Hey, fellow Lumberjocks:
I finished these babies – the one on the left more or less equivalent in size to a Stanley No. 3, the other to a No. 4 – some months back in preparing for the Woodworking in America show in Winston-Salem.
The infill is cocobolo rosewood, cut from a big chunk that gathered dust in my shop for five years until I was ready to work it. The irons are A-2 tool steel, pitched at 50 degrees on the No. 3 and 45 degrees on the No. 4. The finish is a French polish on top of hand-rubbed oil.
As an experiment, I made the irons for these planes myself as I wanted to play with shape and size, and had them professionally heat treated. Ron Hock has made my irons in the past, and what I really learned in making these irons is that metallurgy is better left to someone who knows what he’s doing. Ron Hock does. I don’t.
These are the newest iterations of my “shorebird” infills, so called because, as I explained in my last post, the little uptick on the crown makes it look like the head and bill of a shorebird.
There’s nothing like cocobolo, don’t you think? But it can break your heart. I spent half of yesterday stressing out about the other half of my big chunk, trying to figure out how best to cut it for a No. 3 I’m making for a client.
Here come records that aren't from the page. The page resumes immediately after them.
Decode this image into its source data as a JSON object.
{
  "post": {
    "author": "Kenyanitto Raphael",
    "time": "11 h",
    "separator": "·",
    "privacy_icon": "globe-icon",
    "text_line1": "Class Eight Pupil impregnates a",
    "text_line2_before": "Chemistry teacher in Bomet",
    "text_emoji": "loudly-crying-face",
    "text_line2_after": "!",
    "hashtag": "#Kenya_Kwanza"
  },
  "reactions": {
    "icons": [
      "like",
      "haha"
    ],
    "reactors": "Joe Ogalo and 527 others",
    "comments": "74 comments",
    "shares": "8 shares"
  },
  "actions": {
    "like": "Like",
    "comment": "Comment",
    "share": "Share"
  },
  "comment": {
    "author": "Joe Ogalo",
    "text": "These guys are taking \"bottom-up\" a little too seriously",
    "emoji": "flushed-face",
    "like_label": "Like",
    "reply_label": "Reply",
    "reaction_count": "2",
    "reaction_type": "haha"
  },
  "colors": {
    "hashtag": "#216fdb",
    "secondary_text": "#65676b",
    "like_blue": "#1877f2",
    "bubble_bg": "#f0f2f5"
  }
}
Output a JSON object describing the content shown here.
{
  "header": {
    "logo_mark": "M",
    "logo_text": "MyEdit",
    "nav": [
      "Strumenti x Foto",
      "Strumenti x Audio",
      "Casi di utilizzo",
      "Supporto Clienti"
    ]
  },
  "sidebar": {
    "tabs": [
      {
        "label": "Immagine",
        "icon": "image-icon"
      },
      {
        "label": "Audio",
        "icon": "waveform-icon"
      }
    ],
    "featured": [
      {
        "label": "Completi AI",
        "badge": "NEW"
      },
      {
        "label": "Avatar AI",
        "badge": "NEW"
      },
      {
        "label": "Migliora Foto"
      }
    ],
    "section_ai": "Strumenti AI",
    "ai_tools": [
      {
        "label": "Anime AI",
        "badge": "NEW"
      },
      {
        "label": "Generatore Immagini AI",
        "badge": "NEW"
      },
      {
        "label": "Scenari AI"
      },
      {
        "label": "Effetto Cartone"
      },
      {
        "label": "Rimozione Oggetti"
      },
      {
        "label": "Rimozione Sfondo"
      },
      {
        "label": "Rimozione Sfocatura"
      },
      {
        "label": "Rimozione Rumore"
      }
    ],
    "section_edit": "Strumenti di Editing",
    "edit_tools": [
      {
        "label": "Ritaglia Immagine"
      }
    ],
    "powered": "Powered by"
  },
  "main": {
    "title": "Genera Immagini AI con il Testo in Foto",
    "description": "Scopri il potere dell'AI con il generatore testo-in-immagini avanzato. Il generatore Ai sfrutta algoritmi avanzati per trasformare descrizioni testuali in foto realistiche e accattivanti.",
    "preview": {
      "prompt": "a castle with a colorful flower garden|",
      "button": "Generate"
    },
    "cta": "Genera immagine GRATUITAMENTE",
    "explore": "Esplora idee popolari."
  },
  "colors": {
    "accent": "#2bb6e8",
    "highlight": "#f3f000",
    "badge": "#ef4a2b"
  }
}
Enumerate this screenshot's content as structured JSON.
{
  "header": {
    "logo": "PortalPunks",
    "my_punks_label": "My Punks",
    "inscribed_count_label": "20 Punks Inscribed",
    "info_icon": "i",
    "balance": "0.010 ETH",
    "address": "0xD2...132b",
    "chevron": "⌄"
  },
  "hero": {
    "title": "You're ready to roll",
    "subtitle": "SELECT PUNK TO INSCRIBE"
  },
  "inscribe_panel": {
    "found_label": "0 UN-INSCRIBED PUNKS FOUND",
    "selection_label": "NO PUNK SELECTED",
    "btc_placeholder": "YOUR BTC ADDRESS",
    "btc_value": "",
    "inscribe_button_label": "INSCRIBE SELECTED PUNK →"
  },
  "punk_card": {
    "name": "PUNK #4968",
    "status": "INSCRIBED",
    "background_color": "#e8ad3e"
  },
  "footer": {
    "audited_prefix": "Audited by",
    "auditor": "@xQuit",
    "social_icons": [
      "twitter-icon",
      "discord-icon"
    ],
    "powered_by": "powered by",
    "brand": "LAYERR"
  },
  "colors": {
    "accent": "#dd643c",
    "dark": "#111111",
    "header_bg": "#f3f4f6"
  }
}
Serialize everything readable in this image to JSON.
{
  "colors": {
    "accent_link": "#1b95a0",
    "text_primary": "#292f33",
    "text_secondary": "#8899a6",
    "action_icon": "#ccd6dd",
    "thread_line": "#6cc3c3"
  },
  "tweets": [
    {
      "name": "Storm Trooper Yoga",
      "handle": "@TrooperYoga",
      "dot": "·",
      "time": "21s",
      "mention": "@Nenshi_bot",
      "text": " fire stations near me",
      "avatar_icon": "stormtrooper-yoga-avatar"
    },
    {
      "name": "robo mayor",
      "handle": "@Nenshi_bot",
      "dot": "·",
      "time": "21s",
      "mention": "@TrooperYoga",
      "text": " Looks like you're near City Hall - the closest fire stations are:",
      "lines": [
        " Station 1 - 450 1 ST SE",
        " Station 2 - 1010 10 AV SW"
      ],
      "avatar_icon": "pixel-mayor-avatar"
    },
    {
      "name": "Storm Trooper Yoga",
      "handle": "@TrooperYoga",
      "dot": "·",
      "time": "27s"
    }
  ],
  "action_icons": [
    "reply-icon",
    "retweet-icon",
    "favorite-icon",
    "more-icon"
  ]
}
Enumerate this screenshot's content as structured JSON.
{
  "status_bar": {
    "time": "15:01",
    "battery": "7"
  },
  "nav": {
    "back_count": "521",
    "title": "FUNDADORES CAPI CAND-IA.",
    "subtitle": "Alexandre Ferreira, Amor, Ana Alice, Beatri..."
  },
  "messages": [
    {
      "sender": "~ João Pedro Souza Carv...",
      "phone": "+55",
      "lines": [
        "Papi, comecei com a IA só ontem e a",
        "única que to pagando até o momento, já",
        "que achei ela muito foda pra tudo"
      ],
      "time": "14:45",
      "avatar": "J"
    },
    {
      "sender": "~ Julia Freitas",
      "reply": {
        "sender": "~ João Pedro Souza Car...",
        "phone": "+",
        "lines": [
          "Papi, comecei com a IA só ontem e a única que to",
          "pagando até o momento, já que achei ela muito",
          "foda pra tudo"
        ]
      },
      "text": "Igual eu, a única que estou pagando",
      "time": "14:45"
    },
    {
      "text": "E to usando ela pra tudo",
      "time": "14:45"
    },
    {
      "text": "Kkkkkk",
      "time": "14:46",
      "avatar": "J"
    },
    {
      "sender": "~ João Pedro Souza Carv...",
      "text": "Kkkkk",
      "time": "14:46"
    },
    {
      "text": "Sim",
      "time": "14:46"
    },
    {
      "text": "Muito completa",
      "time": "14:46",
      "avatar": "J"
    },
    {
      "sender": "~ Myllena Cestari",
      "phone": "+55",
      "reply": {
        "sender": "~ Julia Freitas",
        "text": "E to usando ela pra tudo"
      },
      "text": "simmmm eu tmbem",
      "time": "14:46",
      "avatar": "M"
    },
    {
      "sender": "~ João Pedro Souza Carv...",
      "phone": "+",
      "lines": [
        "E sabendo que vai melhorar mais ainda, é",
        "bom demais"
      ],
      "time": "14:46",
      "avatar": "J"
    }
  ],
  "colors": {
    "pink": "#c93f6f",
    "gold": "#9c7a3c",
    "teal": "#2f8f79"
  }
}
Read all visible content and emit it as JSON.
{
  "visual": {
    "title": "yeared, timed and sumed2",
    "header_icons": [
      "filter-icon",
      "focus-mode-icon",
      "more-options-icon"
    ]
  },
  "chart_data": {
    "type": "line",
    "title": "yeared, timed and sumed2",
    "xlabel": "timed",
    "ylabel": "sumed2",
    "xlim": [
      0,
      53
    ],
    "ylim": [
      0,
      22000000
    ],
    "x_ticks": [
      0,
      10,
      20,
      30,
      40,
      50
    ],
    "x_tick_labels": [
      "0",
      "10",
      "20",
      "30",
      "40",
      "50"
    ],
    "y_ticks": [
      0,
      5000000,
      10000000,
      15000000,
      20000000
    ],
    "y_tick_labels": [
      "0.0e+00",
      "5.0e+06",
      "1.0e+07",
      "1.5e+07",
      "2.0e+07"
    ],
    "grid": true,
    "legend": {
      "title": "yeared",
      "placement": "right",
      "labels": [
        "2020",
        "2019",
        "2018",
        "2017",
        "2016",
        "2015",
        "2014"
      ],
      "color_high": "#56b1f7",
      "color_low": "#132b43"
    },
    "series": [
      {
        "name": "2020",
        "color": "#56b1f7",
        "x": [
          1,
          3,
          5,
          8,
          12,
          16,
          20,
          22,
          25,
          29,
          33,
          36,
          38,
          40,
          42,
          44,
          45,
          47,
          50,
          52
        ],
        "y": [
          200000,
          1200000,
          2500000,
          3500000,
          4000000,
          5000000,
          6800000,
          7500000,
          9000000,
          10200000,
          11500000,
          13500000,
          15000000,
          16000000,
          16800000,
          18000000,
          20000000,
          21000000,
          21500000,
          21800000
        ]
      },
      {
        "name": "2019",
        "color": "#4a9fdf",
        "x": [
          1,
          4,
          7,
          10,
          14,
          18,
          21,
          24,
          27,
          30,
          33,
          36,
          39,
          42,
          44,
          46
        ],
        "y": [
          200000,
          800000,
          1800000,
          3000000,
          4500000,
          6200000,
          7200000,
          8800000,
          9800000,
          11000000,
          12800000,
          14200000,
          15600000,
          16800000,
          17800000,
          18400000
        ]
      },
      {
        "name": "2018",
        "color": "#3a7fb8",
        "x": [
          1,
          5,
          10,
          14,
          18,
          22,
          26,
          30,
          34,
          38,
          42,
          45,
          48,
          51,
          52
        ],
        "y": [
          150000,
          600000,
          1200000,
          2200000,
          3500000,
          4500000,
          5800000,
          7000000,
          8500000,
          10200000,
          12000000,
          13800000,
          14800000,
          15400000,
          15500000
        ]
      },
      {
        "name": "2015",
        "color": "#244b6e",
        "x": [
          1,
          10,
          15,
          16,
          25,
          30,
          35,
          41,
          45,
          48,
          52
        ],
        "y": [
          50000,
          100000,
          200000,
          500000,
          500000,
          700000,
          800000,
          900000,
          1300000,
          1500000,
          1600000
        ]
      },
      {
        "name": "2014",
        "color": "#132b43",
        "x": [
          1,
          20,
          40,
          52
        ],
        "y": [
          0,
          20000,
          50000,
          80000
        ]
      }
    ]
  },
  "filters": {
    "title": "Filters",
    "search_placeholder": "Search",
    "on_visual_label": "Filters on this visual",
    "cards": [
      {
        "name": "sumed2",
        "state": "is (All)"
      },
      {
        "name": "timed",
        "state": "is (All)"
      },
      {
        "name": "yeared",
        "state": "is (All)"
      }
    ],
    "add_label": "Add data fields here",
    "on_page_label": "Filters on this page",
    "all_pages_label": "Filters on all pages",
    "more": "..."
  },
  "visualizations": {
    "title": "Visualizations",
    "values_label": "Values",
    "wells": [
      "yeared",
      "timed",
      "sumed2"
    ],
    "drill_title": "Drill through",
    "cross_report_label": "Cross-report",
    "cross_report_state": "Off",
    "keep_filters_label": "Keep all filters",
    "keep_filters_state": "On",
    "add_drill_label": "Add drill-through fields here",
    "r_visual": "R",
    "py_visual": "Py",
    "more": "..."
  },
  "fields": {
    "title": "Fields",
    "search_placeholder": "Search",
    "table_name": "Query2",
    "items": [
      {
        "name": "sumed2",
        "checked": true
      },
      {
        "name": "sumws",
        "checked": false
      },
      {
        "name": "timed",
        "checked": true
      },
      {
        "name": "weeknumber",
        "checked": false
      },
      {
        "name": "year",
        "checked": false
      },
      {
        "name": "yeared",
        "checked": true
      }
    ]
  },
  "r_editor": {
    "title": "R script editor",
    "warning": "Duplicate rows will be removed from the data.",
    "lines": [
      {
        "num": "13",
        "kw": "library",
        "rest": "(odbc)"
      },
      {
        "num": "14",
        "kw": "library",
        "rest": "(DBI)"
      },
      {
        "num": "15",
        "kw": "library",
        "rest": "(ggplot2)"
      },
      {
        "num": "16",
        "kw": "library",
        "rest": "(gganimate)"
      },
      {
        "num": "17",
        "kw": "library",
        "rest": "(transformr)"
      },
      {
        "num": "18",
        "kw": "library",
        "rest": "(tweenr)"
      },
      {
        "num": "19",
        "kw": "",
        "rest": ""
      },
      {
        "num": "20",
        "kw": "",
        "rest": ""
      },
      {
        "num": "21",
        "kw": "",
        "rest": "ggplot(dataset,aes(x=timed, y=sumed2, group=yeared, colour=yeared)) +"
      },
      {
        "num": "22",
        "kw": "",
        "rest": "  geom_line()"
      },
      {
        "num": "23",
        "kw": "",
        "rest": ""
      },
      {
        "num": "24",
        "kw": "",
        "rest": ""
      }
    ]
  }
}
It’s gorgeous wood, to be sure, and it bothered me no end when I realized that if I was to end up with the grain pattern I wanted, I’d lose a lot of wood to waste.
Oh, well. The stuff grows on trees, right?
-- Juan Vergara, California, www.juanvergara.net